You have to do justice to that second process which is going simulating. You do justice to the third process also and give it equal importance and that's fine as long as you're given the relevant importance and respect to that process the people who are behind that will also respect you. So there are a lot of things when things have not worked out but these are friendships for lifetime because those guys still knew that you at least did your best. 


Aamer: Navroz is great at what he does and he enjoys it. Combine your passion and something you're good at and that's what he has. His journey is not as simple as it was made out to be. The cold calling would have never led to anything. The failed startup could have taken off. EY or KPMG would have rejected his application. But there's a path that's written for you that no one can interfere with. 


Aamer: For all the aspiring investment bankers and finance professionals out there, Navroz has this to say to you. 


Navroz: So it's a great career. It's a career which gives you what I call distilled wisdom. Very rarely people are fortunate enough to get distilled wisdom because you could be an analyst or an associate in our business and you'll be sitting in front of an entrepreneur who's done this for 30 years and he'll tell you something about his business. Typically understand that we are coming in at a slightly more mature lifecycle of the entrepreneur. 


So he's raising capital when he's growing the business to a certain level and his understanding is very high of that business. Or he's selling the business where he's at his peak. Right. So what you get at that point in time from him about his company, about his business, is potentially something which you will never get, even if you read 200 hours in the 1 hour discussion. 
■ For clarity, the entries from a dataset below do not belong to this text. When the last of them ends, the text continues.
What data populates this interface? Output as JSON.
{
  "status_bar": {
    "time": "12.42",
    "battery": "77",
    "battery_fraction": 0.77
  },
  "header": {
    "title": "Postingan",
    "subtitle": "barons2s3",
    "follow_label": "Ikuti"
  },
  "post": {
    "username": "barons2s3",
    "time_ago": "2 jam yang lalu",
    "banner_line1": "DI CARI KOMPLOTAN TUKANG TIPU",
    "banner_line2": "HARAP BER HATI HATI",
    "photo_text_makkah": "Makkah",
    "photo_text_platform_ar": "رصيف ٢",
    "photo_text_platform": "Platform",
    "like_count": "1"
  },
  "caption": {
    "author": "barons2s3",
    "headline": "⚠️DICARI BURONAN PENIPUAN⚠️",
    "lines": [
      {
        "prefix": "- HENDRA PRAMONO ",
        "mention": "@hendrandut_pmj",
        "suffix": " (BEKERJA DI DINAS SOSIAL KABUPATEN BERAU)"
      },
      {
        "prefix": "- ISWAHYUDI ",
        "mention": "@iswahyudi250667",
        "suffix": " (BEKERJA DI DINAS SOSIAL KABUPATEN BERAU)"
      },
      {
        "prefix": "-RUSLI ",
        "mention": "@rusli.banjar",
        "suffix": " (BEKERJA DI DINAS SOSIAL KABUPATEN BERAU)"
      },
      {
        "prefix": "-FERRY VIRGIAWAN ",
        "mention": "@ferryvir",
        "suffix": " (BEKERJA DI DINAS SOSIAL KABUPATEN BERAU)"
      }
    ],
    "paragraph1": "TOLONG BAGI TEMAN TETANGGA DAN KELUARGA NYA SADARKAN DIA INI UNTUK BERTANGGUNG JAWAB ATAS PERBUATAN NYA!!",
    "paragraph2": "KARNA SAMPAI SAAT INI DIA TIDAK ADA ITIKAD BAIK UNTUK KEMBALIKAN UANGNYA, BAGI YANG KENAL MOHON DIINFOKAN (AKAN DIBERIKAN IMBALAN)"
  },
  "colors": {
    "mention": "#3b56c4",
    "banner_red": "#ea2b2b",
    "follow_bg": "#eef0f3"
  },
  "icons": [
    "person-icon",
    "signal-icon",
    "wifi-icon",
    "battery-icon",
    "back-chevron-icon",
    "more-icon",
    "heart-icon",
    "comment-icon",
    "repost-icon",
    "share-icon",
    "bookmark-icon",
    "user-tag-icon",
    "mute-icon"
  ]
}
Aamer: If you like that episode and want to receive the latest updates, go on to Instagram and LinkedIn and follow us Zed medium. 


And yes, please share this with others because next up we have Sello Ratathe, a well known businessman from South Africa. And here is a snippet from that conversation. 


Sello: When I grew up, I wanted to be a medical doctor, but things did not go the way I wanted or I thought I would be. We grew up under different conditions in South Africa at that time was under apartheid government. You could not have gone to the institution that you aspire to go to and then you end up doing what's available to you. And most of the black children of our age or youth end up doing things that they would never ever thought of laying their hands on. But God is always gracious. There are some who succeeded and some who ended up getting in.


Stay tuned and goodbye for now. Bye.